Asdhir has other reasons to be excited about India and China, too: GDP growth three times higher than in developed countries; rising employment; and young demographics.

Plus, their currencies are stable or appreciating, and their debt is relatively low and under control compared with Western countries because their banks are mostly traditional banks. This is reflected in their strengthening credit quality.

Other emerging countries are enjoying debt-rating upgrades also, including Russia, Brazil and Mexico.

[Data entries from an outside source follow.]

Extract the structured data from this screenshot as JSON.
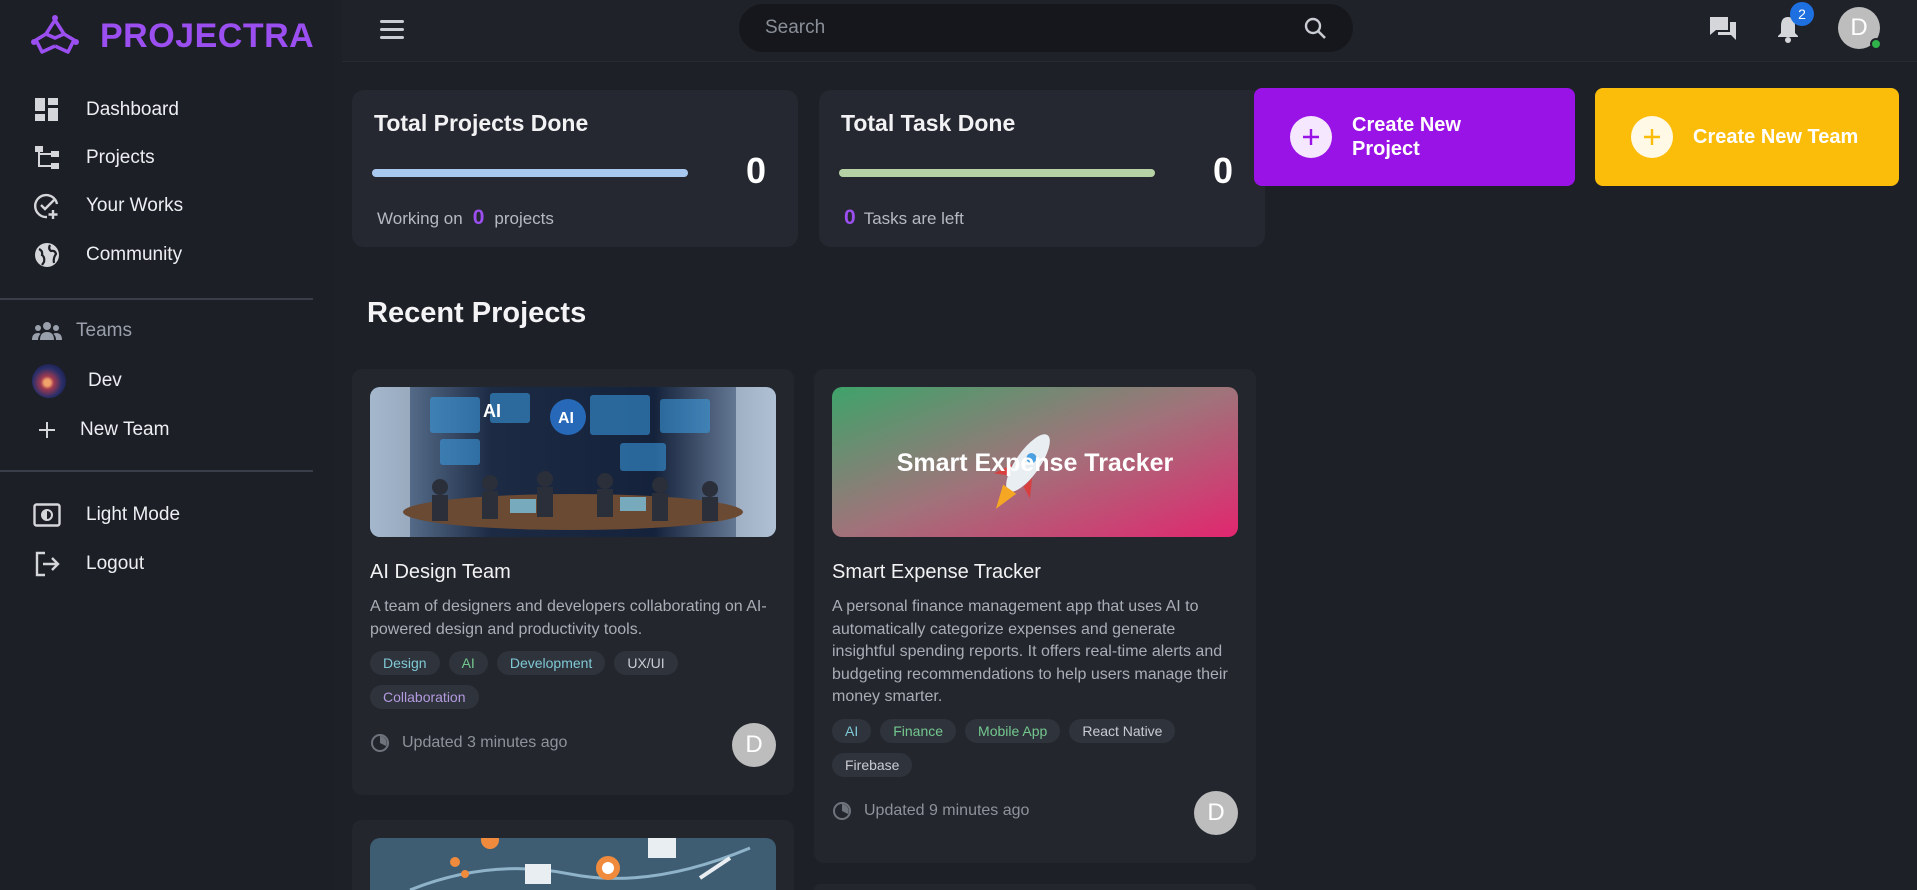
{
  "brand": {
    "name": "PROJECTRA",
    "accent": "#9b4ff0"
  },
  "sidebar": {
    "items": [
      {
        "label": "Dashboard",
        "icon": "dashboard-icon"
      },
      {
        "label": "Projects",
        "icon": "projects-icon"
      },
      {
        "label": "Your Works",
        "icon": "your-works-icon"
      },
      {
        "label": "Community",
        "icon": "globe-icon"
      }
    ],
    "teams_heading": "Teams",
    "teams": [
      {
        "label": "Dev"
      }
    ],
    "new_team": "New Team",
    "light_mode": "Light Mode",
    "logout": "Logout"
  },
  "topbar": {
    "search_placeholder": "Search",
    "notification_count": "2",
    "user_initial": "D"
  },
  "stats": {
    "projects": {
      "title": "Total Projects Done",
      "value": "0",
      "sub_prefix": "Working on",
      "sub_count": "0",
      "sub_suffix": "projects",
      "bar_color": "#a8c8f0",
      "progress": 1.0
    },
    "tasks": {
      "title": "Total Task Done",
      "value": "0",
      "sub_count": "0",
      "sub_suffix": "Tasks are left",
      "bar_color": "#b7d3a5",
      "progress": 1.0
    }
  },
  "actions": {
    "create_project": {
      "label": "Create New Project",
      "color": "#9a13e6"
    },
    "create_team": {
      "label": "Create New Team",
      "color": "#fbbd09"
    }
  },
  "recent": {
    "title": "Recent Projects",
    "projects": [
      {
        "title": "AI Design Team",
        "description": "A team of designers and developers collaborating on AI-powered design and productivity tools.",
        "tags": [
          {
            "label": "Design",
            "color": "#7fc8d6"
          },
          {
            "label": "AI",
            "color": "#74c88f"
          },
          {
            "label": "Development",
            "color": "#7fc8d6"
          },
          {
            "label": "UX/UI",
            "color": "#c9ccd2"
          },
          {
            "label": "Collaboration",
            "color": "#b39ae0"
          }
        ],
        "updated": "Updated 3 minutes ago",
        "owner_initial": "D"
      },
      {
        "title": "Smart Expense Tracker",
        "image_text": "Smart Expense Tracker",
        "description": "A personal finance management app that uses AI to automatically categorize expenses and generate insightful spending reports. It offers real-time alerts and budgeting recommendations to help users manage their money smarter.",
        "tags": [
          {
            "label": "AI",
            "color": "#7fc8d6"
          },
          {
            "label": "Finance",
            "color": "#74c88f"
          },
          {
            "label": "Mobile App",
            "color": "#74c88f"
          },
          {
            "label": "React Native",
            "color": "#c9ccd2"
          },
          {
            "label": "Firebase",
            "color": "#c9ccd2"
          }
        ],
        "updated": "Updated 9 minutes ago",
        "owner_initial": "D"
      }
    ]
  }
}
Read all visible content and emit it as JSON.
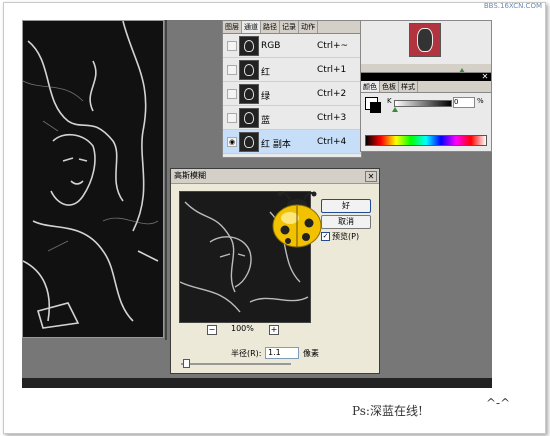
{
  "watermark": "BBS.16XCN.COM",
  "channels_panel": {
    "tabs": [
      "图层",
      "通道",
      "路径",
      "记录",
      "动作"
    ],
    "active_tab": 1,
    "rows": [
      {
        "name": "RGB",
        "shortcut": "Ctrl+~",
        "visible": false,
        "selected": false
      },
      {
        "name": "红",
        "shortcut": "Ctrl+1",
        "visible": false,
        "selected": false
      },
      {
        "name": "绿",
        "shortcut": "Ctrl+2",
        "visible": false,
        "selected": false
      },
      {
        "name": "蓝",
        "shortcut": "Ctrl+3",
        "visible": false,
        "selected": false
      },
      {
        "name": "红 副本",
        "shortcut": "Ctrl+4",
        "visible": true,
        "selected": true
      }
    ]
  },
  "color_panel": {
    "tabs": [
      "颜色",
      "色板",
      "样式"
    ],
    "active_tab": 0,
    "channel_label": "K",
    "value": "0",
    "unit": "%",
    "foreground": "#ffffff",
    "background": "#000000"
  },
  "dialog": {
    "title": "高斯模糊",
    "ok_label": "好",
    "cancel_label": "取消",
    "preview_label": "预览(P)",
    "preview_checked": true,
    "zoom": "100%",
    "zoom_out_icon": "minus-icon",
    "zoom_in_icon": "plus-icon",
    "radius_label": "半径(R):",
    "radius_value": "1.1",
    "radius_unit": "像素"
  },
  "caption": "Ps:深蓝在线!",
  "caption_emoticon": "^-^",
  "colors": {
    "workspace": "#777777",
    "selection": "#c6def7",
    "ladybug": "#f2c200"
  }
}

Today, Asdhir notes, “debt in emerging markets is 60% investment grade, but in 1993 that number was about 2%.”

Read: India eases foreign investment rules

Their resilience since the global financial crisis is in sharp contrast to bonds in developed countries like Greece, Spain, Portugal and the United States, which have experienced credit-rating downgrades.

Excel expects emerging-market debt ratings to improve over the next decade, driven by domestic growth, strong foreign-exchange reserves and low sovereign debt levels.

Recent upgrades—Fitch just deemed Turkey’s sovereign debt investment quality—together with low nominal and real rates in developed countries means emerging markets will see lower borrowing costs and continued inflows to both credit and equities.

“When you look at emerging markets right now,” he says, “you find they are high-return, low-risk propositions, which is quite different than 15 years ago.”

Paul Nash